in all places.
Some of this may sound like overkill, but, keep in mind:
I’m not sure what my schema will look like yet.
Storing to a regular SQL data store would take 5 minutes, but, I would have to rewrite the code whenever the schema changes.
I didn’t need the CRUD web form, but, its an easy way to validate all my code by firing it up to see what my
crawler (what I’m working on next) is inserting into the database.
Couple of kudos are in order:
Orbeon is brilliant.
- Python is the quickest prototyping code that can be put into production
- REST interfaces allow infinite customizability.
- Sun Virtual Box is nice stuff.
Unfortunately, Motorola has decided to leave a gaping hole in their Android device offensive. Motoblur is a great technology. I have a Cliq/Dext and I love how when I press menu something happens in less than a minute. However, I don’t like the fact that even G1s have a later version of Android than me. Also, I have heard that Android 2.0 solves a lot of the problems that I had with Android 1.X. However, I have no way of knowing that because Motorola has chosen to have the Droid be the only “Google experience” Android device. What this leaves for users like me is frankly unclear. As a developer, I know it will take at least 3 months for integration work for a new Android platform to take place before they can do an update for my phone. However, its been more than 3 months since Donut and no OTA from Motorola. This could mean one of many things
1. Motorola has slow developers or they had a problem updating Motoblur to 1.6.
2. Motorola has no intention of doing incremental updates and is working on an Eclair 2.0/2.1 update around February timeframe.
3. Motorola is still using the old phone development model and is going to wait a year before they come out with a version .1 of the Cliq and do an update for all devices then.
Of all these possibilities I hope it isn’t 3. This would indicate that Motorola’s Jha may be missing the market. The pace at which things change is quickening for everyone. I can see how it is hard to appreciate that users would be impatient with a device that isn’t updating every 6 months when people used to keep phones for 3-5 years with no update. However, this is a critical failing. Bluntly, customers want the latest and greatest and they want it for free. This is actually why the on-line pornography business is going to implode. Any sector that had its hopes set on a stagnant market with the same customer demand for years in software is going to die out. Google is demonstrating this to the world everyday. If you don’t accept the Goggle model of continuous, free updates then you are dead in the water as someone else will. That someone else will have your customers the next time you are late with an update. Every day there are thousands of competitors out there looking at your products and business model and trying to see how to “Googlefy” it. That is
1. Create a better user experience for it that is as easy to use as Google search.
2. Make use of more data that is “smarter” about how it does things than your software is.
3. Come up with releases as frequently as they can
4. Provide it with no costs or at the most a low subscription model (And even subscription models are disappearing as well)

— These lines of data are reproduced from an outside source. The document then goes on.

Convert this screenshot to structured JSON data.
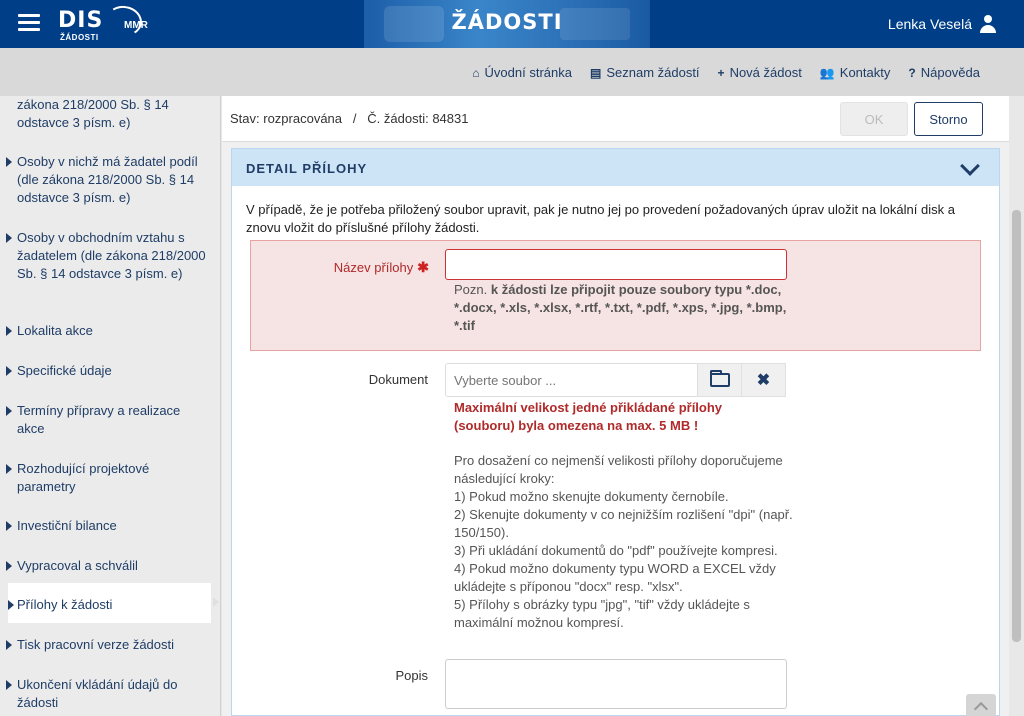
{
  "header": {
    "logo_text": "DIS",
    "logo_sub": "ŽÁDOSTI",
    "logo_mmr": "MMR",
    "banner_title": "ŽÁDOSTI",
    "user_name": "Lenka Veselá"
  },
  "nav": [
    {
      "icon": "home-icon",
      "glyph": "⌂",
      "label": "Úvodní stránka"
    },
    {
      "icon": "list-icon",
      "glyph": "▤",
      "label": "Seznam žádostí"
    },
    {
      "icon": "plus-icon",
      "glyph": "+",
      "label": "Nová žádost"
    },
    {
      "icon": "users-icon",
      "glyph": "👥",
      "label": "Kontakty"
    },
    {
      "icon": "help-icon",
      "glyph": "?",
      "label": "Nápověda"
    }
  ],
  "sidebar": {
    "items": [
      {
        "label": "zákona 218/2000 Sb. § 14 odstavce 3 písm. e)"
      },
      {
        "label": "Osoby v nichž má žadatel podíl (dle zákona 218/2000 Sb. § 14 odstavce 3 písm. e)"
      },
      {
        "label": "Osoby v obchodním vztahu s žadatelem (dle zákona 218/2000 Sb. § 14 odstavce 3 písm. e)"
      },
      {
        "label": "Lokalita akce"
      },
      {
        "label": "Specifické údaje"
      },
      {
        "label": "Termíny přípravy a realizace akce"
      },
      {
        "label": "Rozhodující projektové parametry"
      },
      {
        "label": "Investiční bilance"
      },
      {
        "label": "Vypracoval a schválil"
      },
      {
        "label": "Přílohy k žádosti"
      },
      {
        "label": "Tisk pracovní verze žádosti"
      },
      {
        "label": "Ukončení vkládání údajů do žádosti"
      }
    ]
  },
  "status": {
    "text": "Stav: rozpracována   /   Č. žádosti: 84831",
    "ok_label": "OK",
    "storno_label": "Storno"
  },
  "panel": {
    "title": "DETAIL PŘÍLOHY",
    "intro": "V případě, že je potřeba přiložený soubor upravit, pak je nutno jej po provedení požadovaných úprav uložit na lokální disk a znovu vložit do příslušné přílohy žádosti.",
    "name_label": "Název přílohy",
    "name_required": "✱",
    "name_value": "",
    "pozn_prefix": "Pozn.",
    "pozn_text": "k žádosti lze připojit pouze soubory typu *.doc, *.docx, *.xls, *.xlsx, *.rtf, *.txt, *.pdf, *.xps, *.jpg, *.bmp, *.tif",
    "doc_label": "Dokument",
    "doc_placeholder": "Vyberte soubor ...",
    "max_size": "Maximální velikost jedné přikládané přílohy (souboru) byla omezena na max. 5 MB !",
    "tips": "Pro dosažení co nejmenší velikosti přílohy doporučujeme následující kroky:\n1) Pokud možno skenujte dokumenty černobíle.\n2) Skenujte dokumenty v co nejnižším rozlišení \"dpi\" (např. 150/150).\n3) Při ukládání dokumentů do \"pdf\" používejte kompresi.\n4) Pokud možno dokumenty typu WORD a EXCEL vždy ukládejte s příponou \"docx\" resp. \"xlsx\".\n5) Přílohy s obrázky typu \"jpg\", \"tif\" vždy ukládejte s maximální možnou kompresí.",
    "popis_label": "Popis",
    "popis_value": ""
  },
  "colors": {
    "header_bg": "#003f87",
    "accent": "#1f3d66",
    "error": "#b02a2a"
  }
}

What these means for companies like Motorola is actually pretty devastating in the long run. The only way to beat Google is to do like Google and hope that you can still bring in revenue in a fashion similar as possible to your current revenue schemes. Not everyone can offer it for free, but, if you provide 3 out of the 4 things I called “Googlefying” then you stand some chance of a long term strategy. To be fair, Google hasn’t quite figured out a revenue scheme for all the products it creates, so you may actually be beating them to the game there.

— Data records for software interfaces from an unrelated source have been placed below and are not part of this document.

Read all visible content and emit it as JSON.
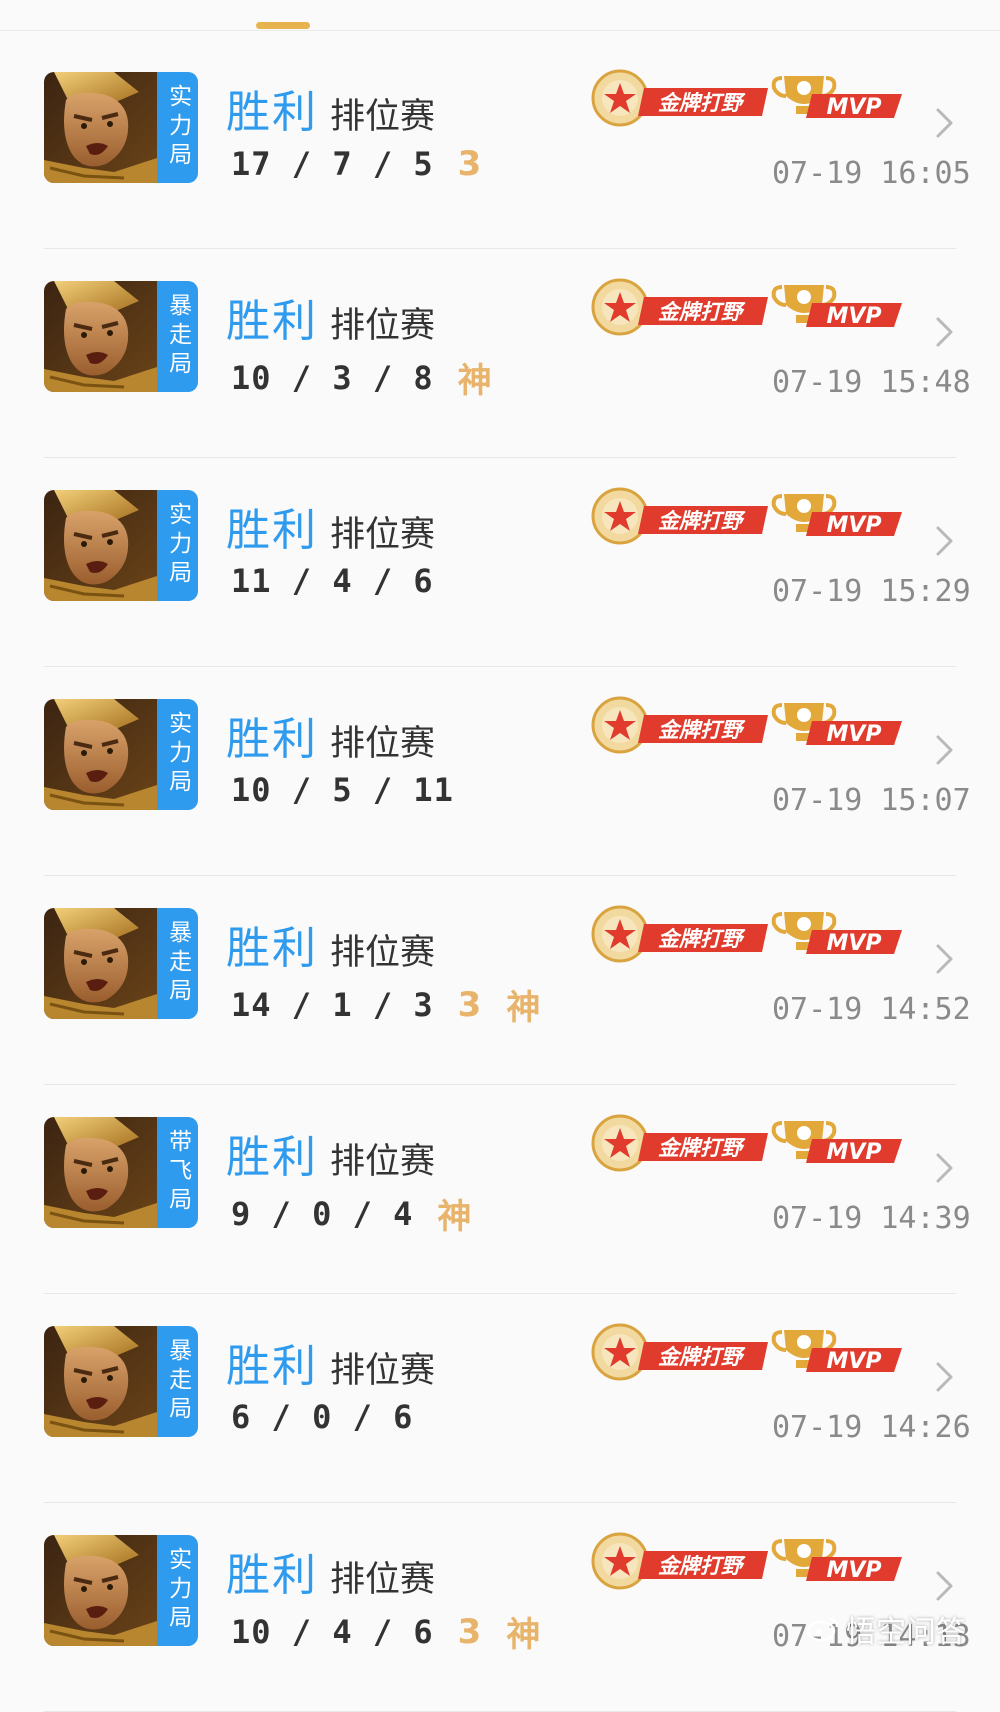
{
  "colors": {
    "result_blue": "#2f9bee",
    "tag_gold": "#e8b36a",
    "mvp_red": "#e03b2c",
    "gold": "#e2a83a"
  },
  "badges": {
    "medal_label": "金牌打野",
    "mvp_label": "MVP"
  },
  "matches": [
    {
      "mode": "实力局",
      "result": "胜利",
      "type": "排位赛",
      "kda": "17 / 7 / 5",
      "tags": [
        "3"
      ],
      "time": "07-19 16:05"
    },
    {
      "mode": "暴走局",
      "result": "胜利",
      "type": "排位赛",
      "kda": "10 / 3 / 8",
      "tags": [
        "神"
      ],
      "time": "07-19 15:48"
    },
    {
      "mode": "实力局",
      "result": "胜利",
      "type": "排位赛",
      "kda": "11 / 4 / 6",
      "tags": [],
      "time": "07-19 15:29"
    },
    {
      "mode": "实力局",
      "result": "胜利",
      "type": "排位赛",
      "kda": "10 / 5 / 11",
      "tags": [],
      "time": "07-19 15:07"
    },
    {
      "mode": "暴走局",
      "result": "胜利",
      "type": "排位赛",
      "kda": "14 / 1 / 3",
      "tags": [
        "3",
        "神"
      ],
      "time": "07-19 14:52"
    },
    {
      "mode": "带飞局",
      "result": "胜利",
      "type": "排位赛",
      "kda": "9 / 0 / 4",
      "tags": [
        "神"
      ],
      "time": "07-19 14:39"
    },
    {
      "mode": "暴走局",
      "result": "胜利",
      "type": "排位赛",
      "kda": "6 / 0 / 6",
      "tags": [],
      "time": "07-19 14:26"
    },
    {
      "mode": "实力局",
      "result": "胜利",
      "type": "排位赛",
      "kda": "10 / 4 / 6",
      "tags": [
        "3",
        "神"
      ],
      "time": "07-19 14:13"
    }
  ],
  "watermark": "悟空问答"
}
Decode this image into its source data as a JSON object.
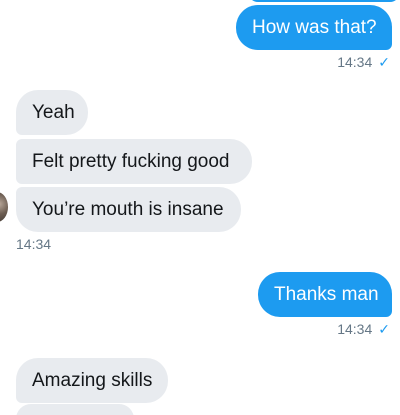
{
  "conversation": {
    "messages": [
      {
        "direction": "outgoing",
        "text": "How was that?"
      },
      {
        "direction": "incoming",
        "text": "Yeah"
      },
      {
        "direction": "incoming",
        "text": "Felt pretty fucking good"
      },
      {
        "direction": "incoming",
        "text": "You’re mouth is insane"
      },
      {
        "direction": "outgoing",
        "text": "Thanks man"
      },
      {
        "direction": "incoming",
        "text": "Amazing skills"
      }
    ],
    "timestamps": {
      "first_outgoing": "14:34",
      "incoming_group": "14:34",
      "second_outgoing": "14:34"
    },
    "read_mark": "✓",
    "colors": {
      "outgoing_bubble": "#1d9bf0",
      "incoming_bubble": "#e8ebef",
      "timestamp_text": "#657786"
    }
  }
}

Hopefully, Motorola is working on a 2.0/2.1 release that will probably be a minimal version of Motoblur since Eclair includes so many of the features of Motoblur. If not, I will likely keep my phone for at least another year, but, to be honest I won’t be able to afford to keep an outdated device for much longer than that.